▶ What needs to be done: Write out all of the data again, exactly as it reads.

▶ Data extracts:
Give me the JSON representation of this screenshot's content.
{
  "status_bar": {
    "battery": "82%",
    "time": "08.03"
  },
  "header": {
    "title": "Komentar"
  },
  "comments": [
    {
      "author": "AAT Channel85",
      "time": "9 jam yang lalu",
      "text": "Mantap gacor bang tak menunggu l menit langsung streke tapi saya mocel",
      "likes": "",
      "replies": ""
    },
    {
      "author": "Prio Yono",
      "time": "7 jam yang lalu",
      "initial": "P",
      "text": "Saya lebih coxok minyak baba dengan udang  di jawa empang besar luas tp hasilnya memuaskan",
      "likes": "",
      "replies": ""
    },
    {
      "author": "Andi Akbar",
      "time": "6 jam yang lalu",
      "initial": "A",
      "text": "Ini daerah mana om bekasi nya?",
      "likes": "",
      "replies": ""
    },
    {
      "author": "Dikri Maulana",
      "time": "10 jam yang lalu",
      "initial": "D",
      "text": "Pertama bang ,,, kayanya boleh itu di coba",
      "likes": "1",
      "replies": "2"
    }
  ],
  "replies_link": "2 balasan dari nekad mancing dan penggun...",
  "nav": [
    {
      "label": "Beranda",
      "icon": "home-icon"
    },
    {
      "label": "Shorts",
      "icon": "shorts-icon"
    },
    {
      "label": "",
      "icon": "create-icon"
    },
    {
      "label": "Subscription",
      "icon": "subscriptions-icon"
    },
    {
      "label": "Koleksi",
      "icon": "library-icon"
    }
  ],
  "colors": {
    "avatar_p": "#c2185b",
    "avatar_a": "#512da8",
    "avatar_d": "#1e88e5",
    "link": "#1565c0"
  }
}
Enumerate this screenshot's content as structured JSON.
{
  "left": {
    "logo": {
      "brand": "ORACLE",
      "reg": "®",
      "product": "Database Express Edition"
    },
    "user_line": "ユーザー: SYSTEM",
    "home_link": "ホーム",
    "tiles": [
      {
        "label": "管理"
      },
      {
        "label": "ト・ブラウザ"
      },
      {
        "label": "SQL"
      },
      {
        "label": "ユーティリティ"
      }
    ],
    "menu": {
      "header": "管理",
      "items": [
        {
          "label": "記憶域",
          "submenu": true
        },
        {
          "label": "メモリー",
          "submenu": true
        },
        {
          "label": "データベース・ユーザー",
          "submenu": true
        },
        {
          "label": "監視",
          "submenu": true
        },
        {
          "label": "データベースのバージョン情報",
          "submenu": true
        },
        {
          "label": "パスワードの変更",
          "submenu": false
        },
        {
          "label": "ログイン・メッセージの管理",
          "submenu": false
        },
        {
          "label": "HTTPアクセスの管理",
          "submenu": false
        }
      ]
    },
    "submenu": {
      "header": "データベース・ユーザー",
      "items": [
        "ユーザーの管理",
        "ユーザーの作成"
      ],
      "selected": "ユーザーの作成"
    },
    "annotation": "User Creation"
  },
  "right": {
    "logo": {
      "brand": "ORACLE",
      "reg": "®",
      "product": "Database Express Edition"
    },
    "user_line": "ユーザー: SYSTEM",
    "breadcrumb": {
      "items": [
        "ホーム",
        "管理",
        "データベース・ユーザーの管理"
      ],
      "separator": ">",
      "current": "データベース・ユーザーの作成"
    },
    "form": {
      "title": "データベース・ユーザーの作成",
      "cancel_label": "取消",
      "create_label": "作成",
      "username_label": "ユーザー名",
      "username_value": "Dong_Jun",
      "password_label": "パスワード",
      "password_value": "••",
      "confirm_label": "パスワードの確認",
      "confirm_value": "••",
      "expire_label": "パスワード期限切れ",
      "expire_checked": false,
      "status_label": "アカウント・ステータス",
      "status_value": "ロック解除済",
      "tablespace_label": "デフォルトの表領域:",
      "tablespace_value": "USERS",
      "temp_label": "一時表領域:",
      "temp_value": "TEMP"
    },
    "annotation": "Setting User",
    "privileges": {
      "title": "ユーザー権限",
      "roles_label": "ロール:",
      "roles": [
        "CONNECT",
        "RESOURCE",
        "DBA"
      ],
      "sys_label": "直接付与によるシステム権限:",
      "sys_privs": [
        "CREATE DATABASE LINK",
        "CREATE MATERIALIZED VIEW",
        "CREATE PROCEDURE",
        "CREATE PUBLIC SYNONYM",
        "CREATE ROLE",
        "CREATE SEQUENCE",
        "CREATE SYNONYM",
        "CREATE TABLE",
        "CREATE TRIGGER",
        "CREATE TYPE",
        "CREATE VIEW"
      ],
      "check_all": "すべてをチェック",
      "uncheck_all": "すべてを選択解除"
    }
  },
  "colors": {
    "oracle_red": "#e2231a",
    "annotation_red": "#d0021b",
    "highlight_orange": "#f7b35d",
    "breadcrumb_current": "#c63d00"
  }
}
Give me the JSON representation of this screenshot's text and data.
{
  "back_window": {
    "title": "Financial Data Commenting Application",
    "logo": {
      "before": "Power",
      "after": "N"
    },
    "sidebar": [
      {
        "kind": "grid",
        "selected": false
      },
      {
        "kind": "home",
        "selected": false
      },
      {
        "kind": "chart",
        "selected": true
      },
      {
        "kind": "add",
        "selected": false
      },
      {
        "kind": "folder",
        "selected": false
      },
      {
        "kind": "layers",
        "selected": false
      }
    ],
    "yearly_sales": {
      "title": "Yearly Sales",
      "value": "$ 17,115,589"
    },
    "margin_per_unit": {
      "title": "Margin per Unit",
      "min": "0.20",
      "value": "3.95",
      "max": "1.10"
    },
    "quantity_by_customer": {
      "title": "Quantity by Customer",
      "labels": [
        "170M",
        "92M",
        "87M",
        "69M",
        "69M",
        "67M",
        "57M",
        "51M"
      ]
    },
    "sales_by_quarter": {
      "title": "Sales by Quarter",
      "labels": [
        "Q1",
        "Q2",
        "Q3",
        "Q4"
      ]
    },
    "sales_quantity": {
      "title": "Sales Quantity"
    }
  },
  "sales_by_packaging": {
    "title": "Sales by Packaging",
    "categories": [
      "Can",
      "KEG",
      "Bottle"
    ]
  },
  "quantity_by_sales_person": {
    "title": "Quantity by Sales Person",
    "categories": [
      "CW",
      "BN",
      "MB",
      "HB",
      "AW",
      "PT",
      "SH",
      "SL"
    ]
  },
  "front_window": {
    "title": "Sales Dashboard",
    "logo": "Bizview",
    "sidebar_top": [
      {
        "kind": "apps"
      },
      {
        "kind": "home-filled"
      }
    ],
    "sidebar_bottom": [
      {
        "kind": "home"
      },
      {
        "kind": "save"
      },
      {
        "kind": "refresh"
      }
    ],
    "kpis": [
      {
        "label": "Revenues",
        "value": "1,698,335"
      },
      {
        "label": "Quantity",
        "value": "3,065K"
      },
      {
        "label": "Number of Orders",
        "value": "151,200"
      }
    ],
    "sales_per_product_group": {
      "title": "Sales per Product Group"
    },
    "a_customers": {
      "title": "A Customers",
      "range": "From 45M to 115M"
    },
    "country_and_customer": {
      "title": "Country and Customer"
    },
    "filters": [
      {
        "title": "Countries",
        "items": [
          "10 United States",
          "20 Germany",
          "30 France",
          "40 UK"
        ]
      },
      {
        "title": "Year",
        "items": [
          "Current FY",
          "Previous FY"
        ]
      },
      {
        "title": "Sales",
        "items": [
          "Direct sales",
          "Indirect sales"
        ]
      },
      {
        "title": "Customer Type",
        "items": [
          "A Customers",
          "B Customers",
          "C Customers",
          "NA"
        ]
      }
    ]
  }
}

▶ Written answer:
Give me the JSON representation of this screenshot's content.
{
  "status_bar": {
    "battery": "82%",
    "time": "08.03"
  },
  "header": {
    "title": "Komentar"
  },
  "comments": [
    {
      "author": "AAT Channel85",
      "time": "9 jam yang lalu",
      "text": "Mantap gacor bang tak menunggu l menit langsung streke tapi saya mocel",
      "likes": "",
      "replies": ""
    },
    {
      "author": "Prio Yono",
      "time": "7 jam yang lalu",
      "initial": "P",
      "text": "Saya lebih coxok minyak baba dengan udang  di jawa empang besar luas tp hasilnya memuaskan",
      "likes": "",
      "replies": ""
    },
    {
      "author": "Andi Akbar",
      "time": "6 jam yang lalu",
      "initial": "A",
      "text": "Ini daerah mana om bekasi nya?",
      "likes": "",
      "replies": ""
    },
    {
      "author": "Dikri Maulana",
      "time": "10 jam yang lalu",
      "initial": "D",
      "text": "Pertama bang ,,, kayanya boleh itu di coba",
      "likes": "1",
      "replies": "2"
    }
  ],
  "replies_link": "2 balasan dari nekad mancing dan penggun...",
  "nav": [
    {
      "label": "Beranda",
      "icon": "home-icon"
    },
    {
      "label": "Shorts",
      "icon": "shorts-icon"
    },
    {
      "label": "",
      "icon": "create-icon"
    },
    {
      "label": "Subscription",
      "icon": "subscriptions-icon"
    },
    {
      "label": "Koleksi",
      "icon": "library-icon"
    }
  ],
  "colors": {
    "avatar_p": "#c2185b",
    "avatar_a": "#512da8",
    "avatar_d": "#1e88e5",
    "link": "#1565c0"
  }
}
Enumerate this screenshot's content as structured JSON.
{
  "left": {
    "logo": {
      "brand": "ORACLE",
      "reg": "®",
      "product": "Database Express Edition"
    },
    "user_line": "ユーザー: SYSTEM",
    "home_link": "ホーム",
    "tiles": [
      {
        "label": "管理"
      },
      {
        "label": "ト・ブラウザ"
      },
      {
        "label": "SQL"
      },
      {
        "label": "ユーティリティ"
      }
    ],
    "menu": {
      "header": "管理",
      "items": [
        {
          "label": "記憶域",
          "submenu": true
        },
        {
          "label": "メモリー",
          "submenu": true
        },
        {
          "label": "データベース・ユーザー",
          "submenu": true
        },
        {
          "label": "監視",
          "submenu": true
        },
        {
          "label": "データベースのバージョン情報",
          "submenu": true
        },
        {
          "label": "パスワードの変更",
          "submenu": false
        },
        {
          "label": "ログイン・メッセージの管理",
          "submenu": false
        },
        {
          "label": "HTTPアクセスの管理",
          "submenu": false
        }
      ]
    },
    "submenu": {
      "header": "データベース・ユーザー",
      "items": [
        "ユーザーの管理",
        "ユーザーの作成"
      ],
      "selected": "ユーザーの作成"
    },
    "annotation": "User Creation"
  },
  "right": {
    "logo": {
      "brand": "ORACLE",
      "reg": "®",
      "product": "Database Express Edition"
    },
    "user_line": "ユーザー: SYSTEM",
    "breadcrumb": {
      "items": [
        "ホーム",
        "管理",
        "データベース・ユーザーの管理"
      ],
      "separator": ">",
      "current": "データベース・ユーザーの作成"
    },
    "form": {
      "title": "データベース・ユーザーの作成",
      "cancel_label": "取消",
      "create_label": "作成",
      "username_label": "ユーザー名",
      "username_value": "Dong_Jun",
      "password_label": "パスワード",
      "password_value": "••",
      "confirm_label": "パスワードの確認",
      "confirm_value": "••",
      "expire_label": "パスワード期限切れ",
      "expire_checked": false,
      "status_label": "アカウント・ステータス",
      "status_value": "ロック解除済",
      "tablespace_label": "デフォルトの表領域:",
      "tablespace_value": "USERS",
      "temp_label": "一時表領域:",
      "temp_value": "TEMP"
    },
    "annotation": "Setting User",
    "privileges": {
      "title": "ユーザー権限",
      "roles_label": "ロール:",
      "roles": [
        "CONNECT",
        "RESOURCE",
        "DBA"
      ],
      "sys_label": "直接付与によるシステム権限:",
      "sys_privs": [
        "CREATE DATABASE LINK",
        "CREATE MATERIALIZED VIEW",
        "CREATE PROCEDURE",
        "CREATE PUBLIC SYNONYM",
        "CREATE ROLE",
        "CREATE SEQUENCE",
        "CREATE SYNONYM",
        "CREATE TABLE",
        "CREATE TRIGGER",
        "CREATE TYPE",
        "CREATE VIEW"
      ],
      "check_all": "すべてをチェック",
      "uncheck_all": "すべてを選択解除"
    }
  },
  "colors": {
    "oracle_red": "#e2231a",
    "annotation_red": "#d0021b",
    "highlight_orange": "#f7b35d",
    "breadcrumb_current": "#c63d00"
  }
}
Give me the JSON representation of this screenshot's text and data.
{
  "back_window": {
    "title": "Financial Data Commenting Application",
    "logo": {
      "before": "Power",
      "after": "N"
    },
    "sidebar": [
      {
        "kind": "grid",
        "selected": false
      },
      {
        "kind": "home",
        "selected": false
      },
      {
        "kind": "chart",
        "selected": true
      },
      {
        "kind": "add",
        "selected": false
      },
      {
        "kind": "folder",
        "selected": false
      },
      {
        "kind": "layers",
        "selected": false
      }
    ],
    "yearly_sales": {
      "title": "Yearly Sales",
      "value": "$ 17,115,589"
    },
    "margin_per_unit": {
      "title": "Margin per Unit",
      "min": "0.20",
      "value": "3.95",
      "max": "1.10"
    },
    "quantity_by_customer": {
      "title": "Quantity by Customer",
      "labels": [
        "170M",
        "92M",
        "87M",
        "69M",
        "69M",
        "67M",
        "57M",
        "51M"
      ]
    },
    "sales_by_quarter": {
      "title": "Sales by Quarter",
      "labels": [
        "Q1",
        "Q2",
        "Q3",
        "Q4"
      ]
    },
    "sales_quantity": {
      "title": "Sales Quantity"
    }
  },
  "sales_by_packaging": {
    "title": "Sales by Packaging",
    "categories": [
      "Can",
      "KEG",
      "Bottle"
    ]
  },
  "quantity_by_sales_person": {
    "title": "Quantity by Sales Person",
    "categories": [
      "CW",
      "BN",
      "MB",
      "HB",
      "AW",
      "PT",
      "SH",
      "SL"
    ]
  },
  "front_window": {
    "title": "Sales Dashboard",
    "logo": "Bizview",
    "sidebar_top": [
      {
        "kind": "apps"
      },
      {
        "kind": "home-filled"
      }
    ],
    "sidebar_bottom": [
      {
        "kind": "home"
      },
      {
        "kind": "save"
      },
      {
        "kind": "refresh"
      }
    ],
    "kpis": [
      {
        "label": "Revenues",
        "value": "1,698,335"
      },
      {
        "label": "Quantity",
        "value": "3,065K"
      },
      {
        "label": "Number of Orders",
        "value": "151,200"
      }
    ],
    "sales_per_product_group": {
      "title": "Sales per Product Group"
    },
    "a_customers": {
      "title": "A Customers",
      "range": "From 45M to 115M"
    },
    "country_and_customer": {
      "title": "Country and Customer"
    },
    "filters": [
      {
        "title": "Countries",
        "items": [
          "10 United States",
          "20 Germany",
          "30 France",
          "40 UK"
        ]
      },
      {
        "title": "Year",
        "items": [
          "Current FY",
          "Previous FY"
        ]
      },
      {
        "title": "Sales",
        "items": [
          "Direct sales",
          "Indirect sales"
        ]
      },
      {
        "title": "Customer Type",
        "items": [
          "A Customers",
          "B Customers",
          "C Customers",
          "NA"
        ]
      }
    ]
  }
}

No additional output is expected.